## ASSIGNED TASK
Each line of the records containing "testes" is to be copied out and returned.

────────────────

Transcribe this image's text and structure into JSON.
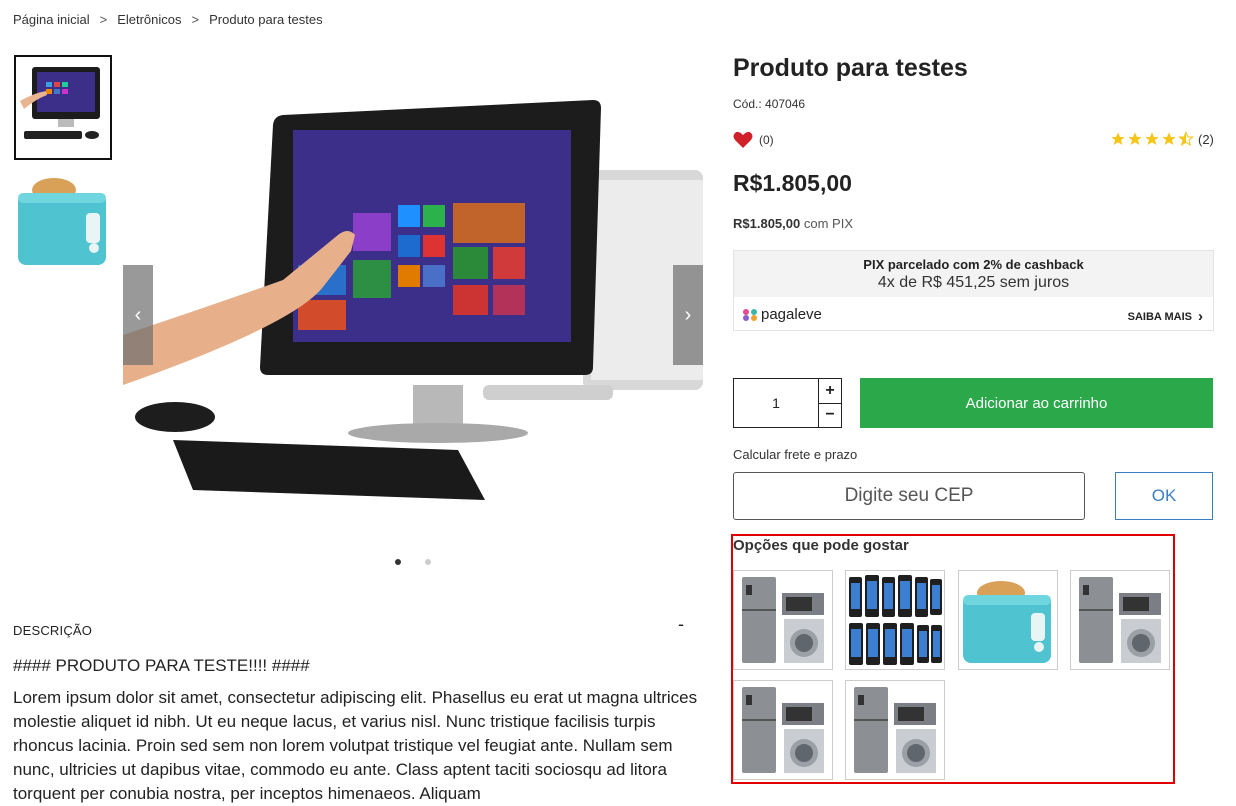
{
  "breadcrumb": {
    "items": [
      "Página inicial",
      "Eletrônicos",
      "Produto para testes"
    ],
    "separator": ">"
  },
  "product": {
    "title": "Produto para testes",
    "sku": "Cód.: 407046",
    "favorites_count": "(0)",
    "rating": 4.5,
    "rating_count": "(2)",
    "price": "R$1.805,00",
    "pix_price": "R$1.805,00",
    "pix_suffix": "com PIX"
  },
  "pix_box": {
    "line1": "PIX parcelado com 2% de cashback",
    "line2": "4x de R$ 451,25 sem juros",
    "brand": "pagaleve",
    "cta": "SAIBA MAIS"
  },
  "cart": {
    "quantity": "1",
    "plus": "+",
    "minus": "−",
    "add_label": "Adicionar ao carrinho"
  },
  "shipping": {
    "label": "Calcular frete e prazo",
    "placeholder": "Digite seu CEP",
    "ok": "OK"
  },
  "description": {
    "label": "DESCRIÇÃO",
    "toggle": "-",
    "heading": "#### PRODUTO PARA TESTE!!!! ####",
    "body": "Lorem ipsum dolor sit amet, consectetur adipiscing elit. Phasellus eu erat ut magna ultrices molestie aliquet id nibh. Ut eu neque lacus, et varius nisl. Nunc tristique facilisis turpis rhoncus lacinia. Proin sed sem non lorem volutpat tristique vel feugiat ante. Nullam sem nunc, ultricies ut dapibus vitae, commodo eu ante. Class aptent taciti sociosqu ad litora torquent per conubia nostra, per inceptos himenaeos. Aliquam"
  },
  "options": {
    "title": "Opções que pode gostar"
  },
  "colors": {
    "accent_green": "#2aa84a",
    "ok_blue": "#3a7fc0",
    "highlight_red": "#e00000",
    "heart_red": "#d0212a",
    "star_gold": "#f5c518"
  }
}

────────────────

## RESULT
      "Produto para testes"
    "title": "Produto para testes",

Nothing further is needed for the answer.